When we tell our customers that ParentShield SIM cards work in any unlocked mobile phone, it's the Network Lock that we're talking about. If you buy a mobile phone with instalment repayments from a mobile phone operator ( or from a phone retailer with a bundled mobile contract ) the phone will quite probably be locked to that network. If you remove the SIM and try and use a SIM card from any other network, the phone just won't connect. This is a firmware setting on the phone, and even after the phone is paid for it'll still be locked. Quite a lot of people provide a hand-me-down phone to their little ones and this is a very common problem. We have put together a pretty comprehensive Unlocking Guide
that will point you in the right direction. You will need to know which operator has locked the phone though! The SIM Lock
Enough Locks already? There's more, so there is. Every phone has the ability to apply a lock code or SIM PIN to a SIM card. This PIN secures the SIM card so should the SIM card br taken out and put into another phone the user will need to know the PIN in order to access any of the SIM functions, read its memory or make or receive calls. The SIM PIN, if enabled, will also need to be entered every time the phone is restarted. The biggest problem comes when it's mistaken for the phone lock PIN code and one is entered in stead of the other. Repeatedly trying the wrong password or pin code will permanently lock or 'brick' either the phone or the SIM card. If there is a second most important IT lesson after learning the importance of passwords, it's learning to read and understand the question a device is asking, and to know that getting it wrong can have consequences! The Parental Lock
Told you. This code, PIN or password can usually be set to restrict certain functions or applications and block them from access by the phone user. This could be a block on installing new applications, or a block against using certain functions or capabilities. This is YOUR secret. The lesson about keeping passwords secret applies to everyone. Set the restrictions too tight and the user will be asking for this password every five minutes and it'll only be a matter of time before you shout it across the room. Set the restrictions too loose and the user will simply install alternative apps or rack up a bill, or share content inappropriately. It's going to take a bit of time to become familiar yourself with all the phone functions and get this right. It's certainly not a job for 11:45 pm on Christmas Eve after a few sherries and mince pies. Does anyone still drink sherry?

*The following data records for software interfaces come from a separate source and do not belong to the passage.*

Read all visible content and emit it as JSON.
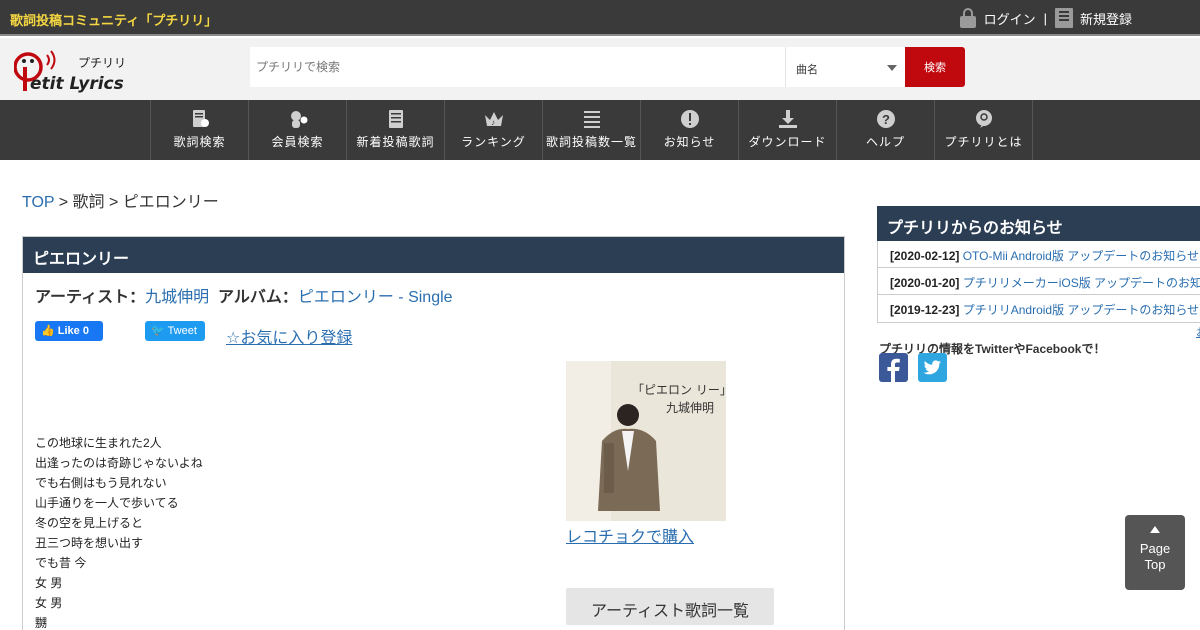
{
  "topbar": {
    "tagline": "歌詞投稿コミュニティ「プチリリ」",
    "login": "ログイン",
    "separator": "|",
    "register": "新規登録"
  },
  "header": {
    "logo_text_main": "etit Lyrics",
    "logo_text_kana": "プチリリ",
    "search_placeholder": "プチリリで検索",
    "search_type": "曲名",
    "search_button": "検索"
  },
  "nav": {
    "items": [
      {
        "label": "歌詞検索",
        "icon": "search-lyrics-icon"
      },
      {
        "label": "会員検索",
        "icon": "member-search-icon"
      },
      {
        "label": "新着投稿歌詞",
        "icon": "new-lyrics-icon"
      },
      {
        "label": "ランキング",
        "icon": "ranking-crown-icon"
      },
      {
        "label": "歌詞投稿数一覧",
        "icon": "list-icon"
      },
      {
        "label": "お知らせ",
        "icon": "notice-icon"
      },
      {
        "label": "ダウンロード",
        "icon": "download-icon"
      },
      {
        "label": "ヘルプ",
        "icon": "help-icon"
      },
      {
        "label": "プチリリとは",
        "icon": "about-icon"
      }
    ]
  },
  "breadcrumb": {
    "top": "TOP",
    "sep1": " > ",
    "lyrics": "歌詞",
    "sep2": " > ",
    "current": "ピエロンリー"
  },
  "song": {
    "title": "ピエロンリー",
    "artist_label": "アーティスト：",
    "artist": "九城伸明",
    "album_label": "アルバム：",
    "album": "ピエロンリー - Single",
    "fb_like": "Like 0",
    "tweet": "Tweet",
    "favorite": "☆お気に入り登録",
    "lyrics_lines": [
      "この地球に生まれた2人",
      "出逢ったのは奇跡じゃないよね",
      "でも右側はもう見れない",
      "山手通りを一人で歩いてる",
      "冬の空を見上げると",
      "丑三つ時を想い出す",
      "でも昔 今",
      "女 男",
      "女 男",
      "嬲"
    ],
    "cover_title": "「ピエロン リー」",
    "cover_artist": "九城伸明",
    "buy_link": "レコチョクで購入",
    "artist_lyrics_button": "アーティスト歌詞一覧"
  },
  "sidebar": {
    "news_title": "プチリリからのお知らせ",
    "news": [
      {
        "date": "[2020-02-12]",
        "text": "OTO-Mii Android版 アップデートのお知らせ"
      },
      {
        "date": "[2020-01-20]",
        "text": "プチリリメーカーiOS版 アップデートのお知らせ"
      },
      {
        "date": "[2019-12-23]",
        "text": "プチリリAndroid版 アップデートのお知らせ"
      }
    ],
    "more_fragment": "お",
    "social_text": "プチリリの情報をTwitterやFacebookで！"
  },
  "page_top": {
    "line1": "Page",
    "line2": "Top"
  },
  "colors": {
    "topbar_bg": "#3a3a3a",
    "tagline": "#f5d742",
    "search_button": "#c0080f",
    "panel_head": "#2c3e54",
    "link": "#2a6eb0"
  }
}
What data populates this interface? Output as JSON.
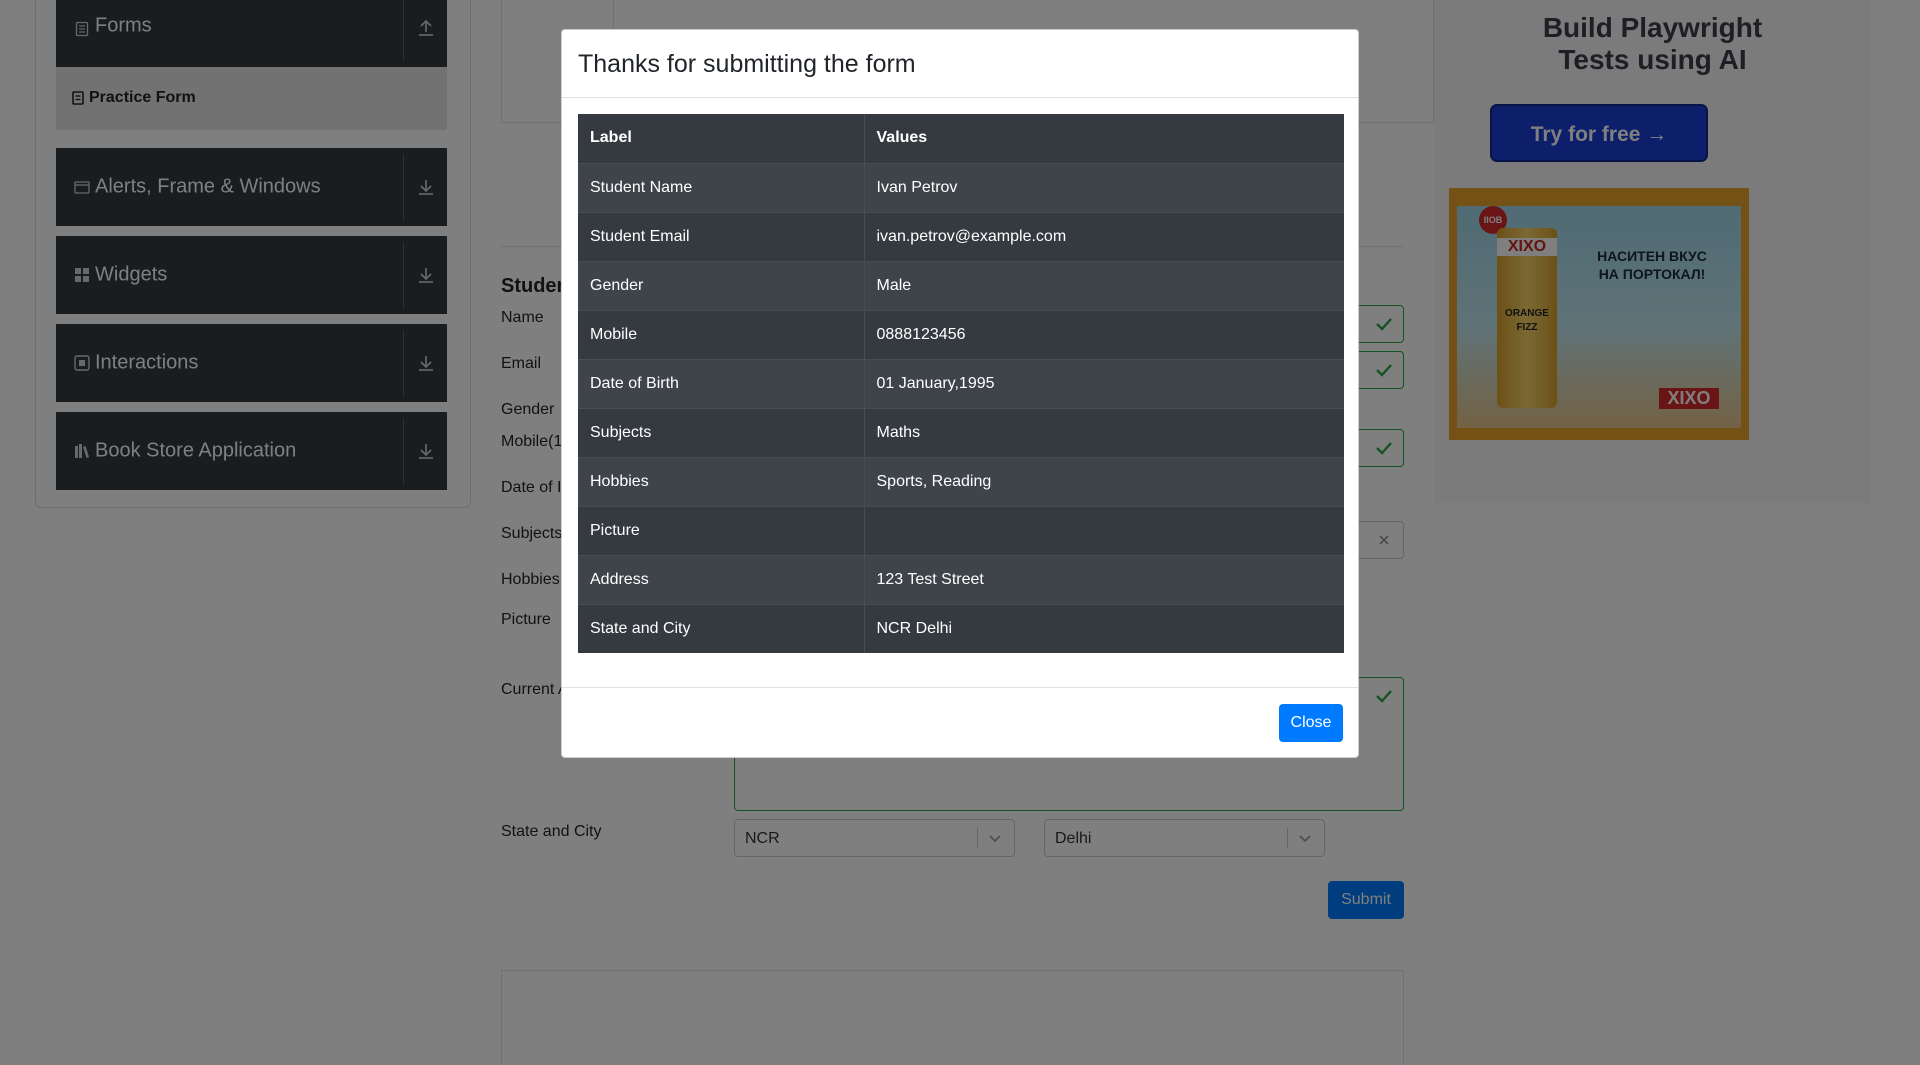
{
  "sidebar": {
    "groups": [
      {
        "label": "Forms",
        "icon": "forms-icon",
        "arrow": "collapse-arrow-icon"
      },
      {
        "label": "Alerts, Frame & Windows",
        "icon": "window-icon",
        "arrow": "expand-arrow-icon"
      },
      {
        "label": "Widgets",
        "icon": "widgets-icon",
        "arrow": "expand-arrow-icon"
      },
      {
        "label": "Interactions",
        "icon": "interactions-icon",
        "arrow": "expand-arrow-icon"
      },
      {
        "label": "Book Store Application",
        "icon": "books-icon",
        "arrow": "expand-arrow-icon"
      }
    ],
    "active_item": "Practice Form"
  },
  "form": {
    "title": "Studer",
    "labels": {
      "name": "Name",
      "email": "Email",
      "gender": "Gender",
      "mobile": "Mobile(1",
      "dob": "Date of I",
      "subjects": "Subjects",
      "hobbies": "Hobbies",
      "picture": "Picture",
      "current_address": "Current A",
      "state_city": "State and City"
    },
    "state_value": "NCR",
    "city_value": "Delhi",
    "submit_label": "Submit"
  },
  "ad": {
    "headline_line1": "Build Playwright",
    "headline_line2": "Tests using AI",
    "button_label": "Try for free →",
    "image_brand": "XIXO",
    "image_tagline_1": "НАСИТЕН ВКУС",
    "image_tagline_2": "НА ПОРТОКАЛ!",
    "image_badge": "IIOB",
    "can_text_1": "ORANGE",
    "can_text_2": "FIZZ"
  },
  "modal": {
    "title": "Thanks for submitting the form",
    "header": {
      "label": "Label",
      "values": "Values"
    },
    "rows": [
      {
        "label": "Student Name",
        "value": "Ivan Petrov"
      },
      {
        "label": "Student Email",
        "value": "ivan.petrov@example.com"
      },
      {
        "label": "Gender",
        "value": "Male"
      },
      {
        "label": "Mobile",
        "value": "0888123456"
      },
      {
        "label": "Date of Birth",
        "value": "01 January,1995"
      },
      {
        "label": "Subjects",
        "value": "Maths"
      },
      {
        "label": "Hobbies",
        "value": "Sports, Reading"
      },
      {
        "label": "Picture",
        "value": ""
      },
      {
        "label": "Address",
        "value": "123 Test Street"
      },
      {
        "label": "State and City",
        "value": "NCR Delhi"
      }
    ],
    "close_label": "Close"
  },
  "colors": {
    "primary": "#007bff",
    "dark": "#343a40",
    "success": "#28a745",
    "ad_button": "#1b3ed6"
  }
}
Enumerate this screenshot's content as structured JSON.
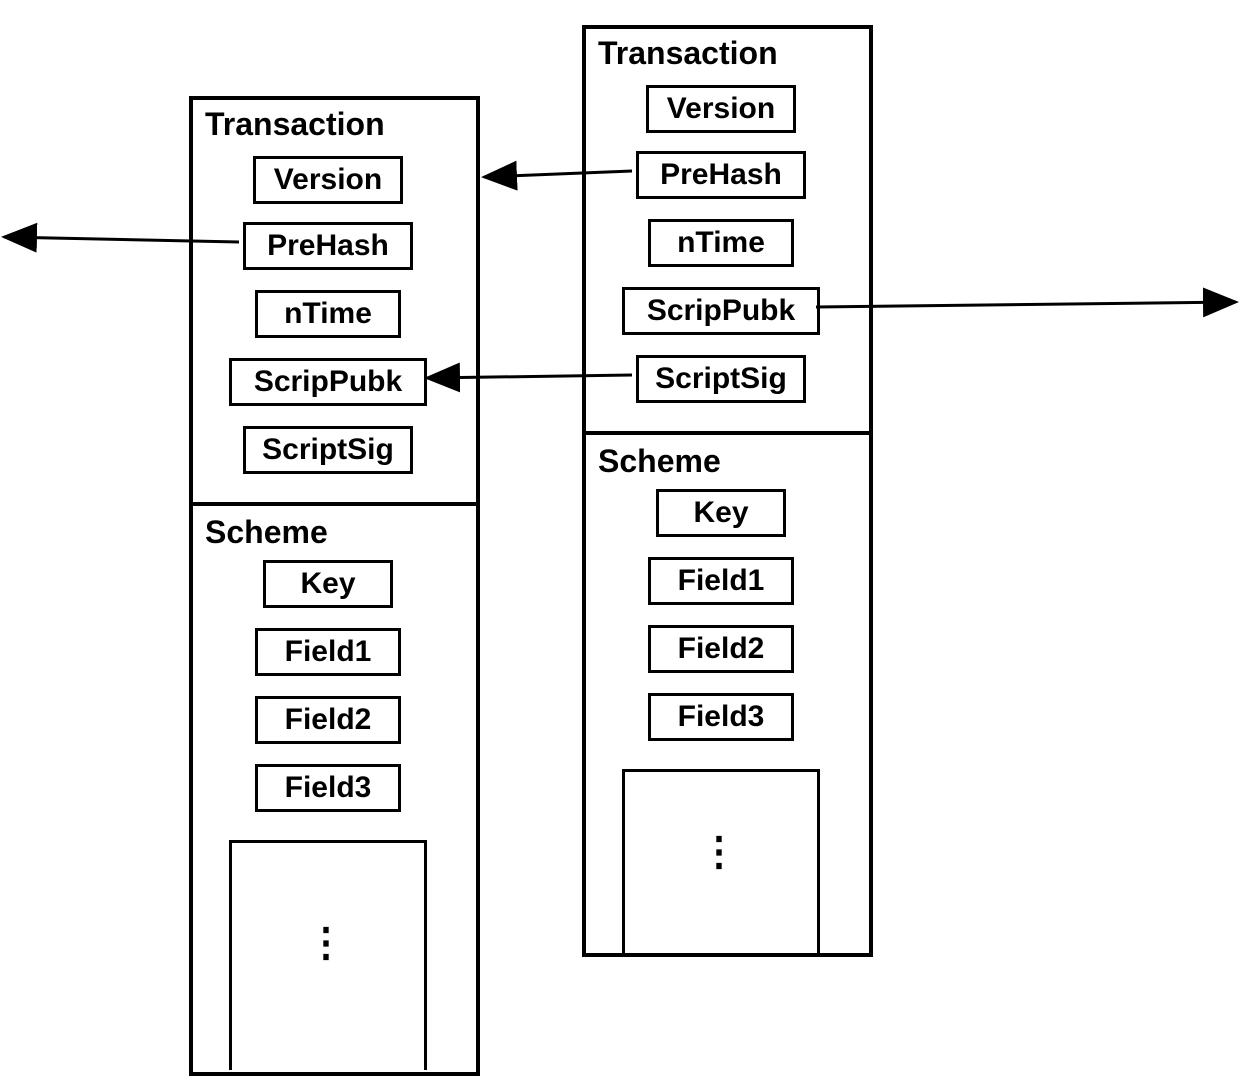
{
  "blocks": {
    "left": {
      "transaction": {
        "title": "Transaction",
        "fields": {
          "version": "Version",
          "prehash": "PreHash",
          "ntime": "nTime",
          "scrippubk": "ScripPubk",
          "scriptsig": "ScriptSig"
        }
      },
      "scheme": {
        "title": "Scheme",
        "fields": {
          "key": "Key",
          "field1": "Field1",
          "field2": "Field2",
          "field3": "Field3"
        }
      }
    },
    "right": {
      "transaction": {
        "title": "Transaction",
        "fields": {
          "version": "Version",
          "prehash": "PreHash",
          "ntime": "nTime",
          "scrippubk": "ScripPubk",
          "scriptsig": "ScriptSig"
        }
      },
      "scheme": {
        "title": "Scheme",
        "fields": {
          "key": "Key",
          "field1": "Field1",
          "field2": "Field2",
          "field3": "Field3"
        }
      }
    }
  },
  "arrows": [
    {
      "name": "left-prehash-out",
      "from": "left.transaction.prehash.left",
      "to": "offscreen-left"
    },
    {
      "name": "right-prehash-to-left-block",
      "from": "right.transaction.prehash.left",
      "to": "left.block.right"
    },
    {
      "name": "right-scriptsig-to-left-scrippubk",
      "from": "right.transaction.scriptsig.left",
      "to": "left.transaction.scrippubk.right"
    },
    {
      "name": "right-scrippubk-out",
      "from": "right.transaction.scrippubk.right",
      "to": "offscreen-right"
    }
  ]
}
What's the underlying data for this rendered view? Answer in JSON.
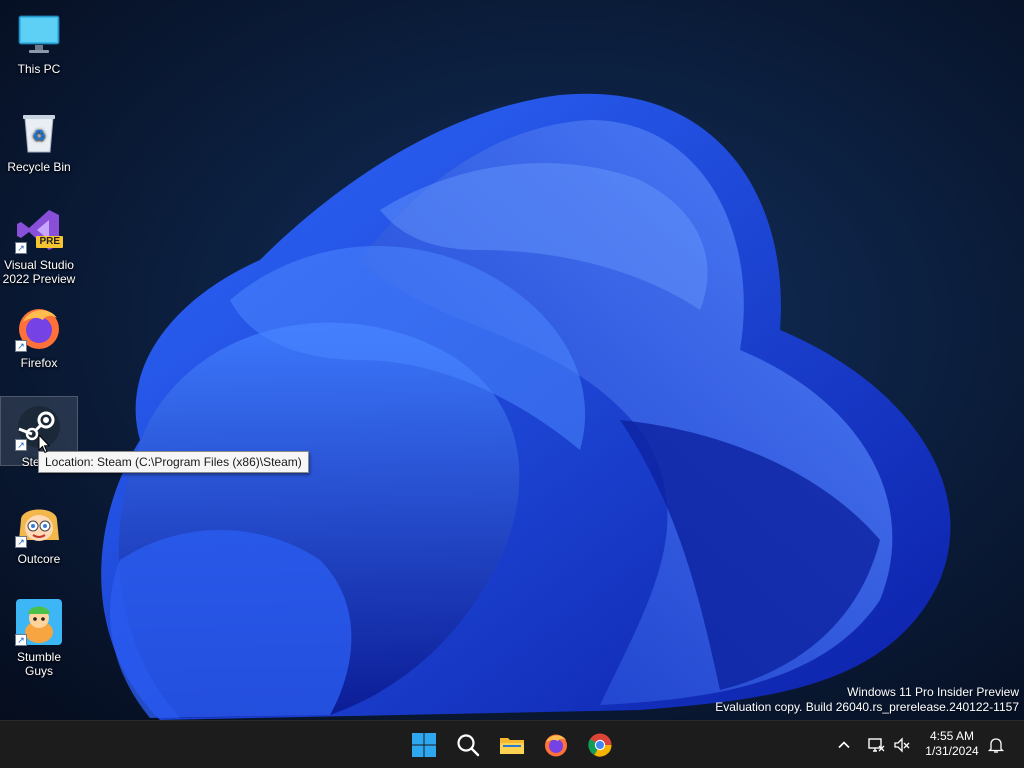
{
  "desktop": {
    "icons": [
      {
        "label": "This PC"
      },
      {
        "label": "Recycle Bin"
      },
      {
        "label": "Visual Studio 2022 Preview",
        "badge": "PRE"
      },
      {
        "label": "Firefox"
      },
      {
        "label": "Steam"
      },
      {
        "label": "Outcore"
      },
      {
        "label": "Stumble Guys"
      }
    ],
    "tooltip": "Location: Steam (C:\\Program Files (x86)\\Steam)"
  },
  "watermark": {
    "line1": "Windows 11 Pro Insider Preview",
    "line2": "Evaluation copy. Build 26040.rs_prerelease.240122-1157"
  },
  "taskbar": {
    "apps": [
      {
        "icon": "windows-start-icon"
      },
      {
        "icon": "search-icon"
      },
      {
        "icon": "file-explorer-icon"
      },
      {
        "icon": "firefox-icon"
      },
      {
        "icon": "chrome-icon"
      }
    ],
    "tray": [
      {
        "icon": "chevron-up-icon"
      },
      {
        "icon": "network-icon"
      },
      {
        "icon": "volume-muted-icon"
      },
      {
        "icon": "notification-bell-icon"
      }
    ],
    "clock": {
      "time": "4:55 AM",
      "date": "1/31/2024"
    }
  },
  "colors": {
    "wallpaper_dark": "#0a1730",
    "bloom_blue": "#1e4fe0",
    "taskbar": "#1c1c1c",
    "accent": "#2da8f0"
  }
}
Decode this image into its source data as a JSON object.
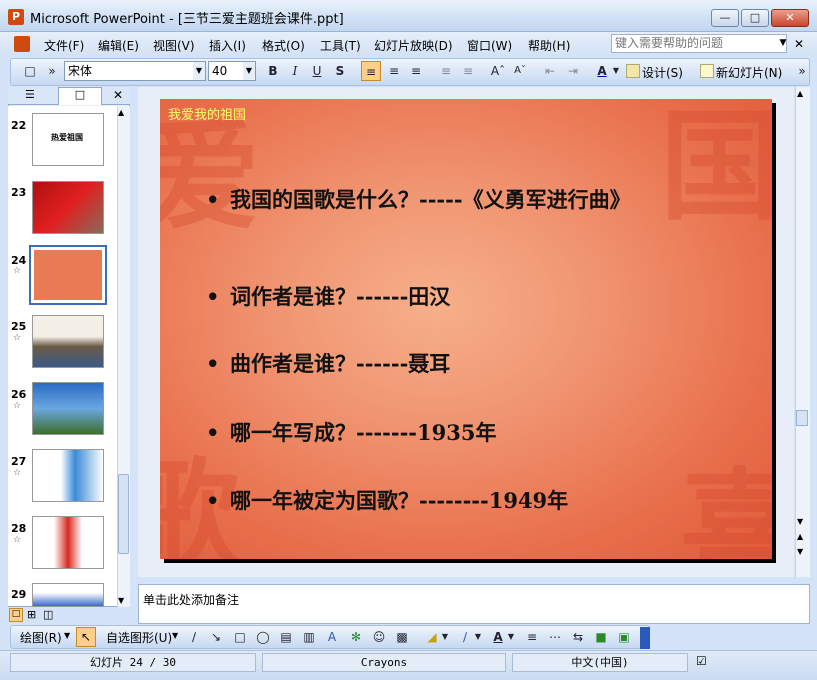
{
  "window": {
    "title": "Microsoft PowerPoint - [三节三爱主题班会课件.ppt]",
    "app_icon": "P"
  },
  "menu": [
    "文件(F)",
    "编辑(E)",
    "视图(V)",
    "插入(I)",
    "格式(O)",
    "工具(T)",
    "幻灯片放映(D)",
    "窗口(W)",
    "帮助(H)"
  ],
  "help_placeholder": "键入需要帮助的问题",
  "format_toolbar": {
    "font": "宋体",
    "size": "40",
    "design_label": "设计(S)",
    "new_slide_label": "新幻灯片(N)"
  },
  "thumbnails": [
    {
      "num": "22",
      "text": "热爱祖国"
    },
    {
      "num": "23",
      "text": ""
    },
    {
      "num": "24",
      "text": ""
    },
    {
      "num": "25",
      "text": ""
    },
    {
      "num": "26",
      "text": ""
    },
    {
      "num": "27",
      "text": ""
    },
    {
      "num": "28",
      "text": ""
    },
    {
      "num": "29",
      "text": ""
    }
  ],
  "slide": {
    "title": "我爱我的祖国",
    "bullets": [
      "我国的国歌是什么？-----《义勇军进行曲》",
      "词作者是谁？------田汉",
      "曲作者是谁？------聂耳",
      "哪一年写成？-------1935年",
      "哪一年被定为国歌？--------1949年"
    ]
  },
  "notes_placeholder": "单击此处添加备注",
  "drawing_toolbar": {
    "draw_label": "绘图(R)",
    "autoshape_label": "自选图形(U)"
  },
  "status": {
    "slide": "幻灯片 24 / 30",
    "design": "Crayons",
    "language": "中文(中国)"
  }
}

Read the flipping manual. There's a Manual? Oh, nadgers, they rarely come with manuals. You're reading this - you're good. Don't panic. But the serious point is that we hear all the time from parents that their children have circumvented their best security efforts. And trust us here, you're going to have to be good to beat an 11 year old when it comes to small-finger-size technology.
Set up your portal
Once you have your unlocked mobile phone and your ParentShield SIM it's time to set it up. Read our Portal Guide
for lots of guidance. It's all in there so have a read, and experiment before you hand the phone over. Make a few calls, experiment with blocking and unblocking numbers, see how the word alerts work. Don't worry about breaking things, and become familiar with all the things you can do. It's a but peculiar having a mobile phone that is able to block calls based on the time of day or number calling or being called. It's worth spending a bit of time on.
We hope you have a very pleasant holiday. As a small thank you for reading this far we have a few Special Offer vouchers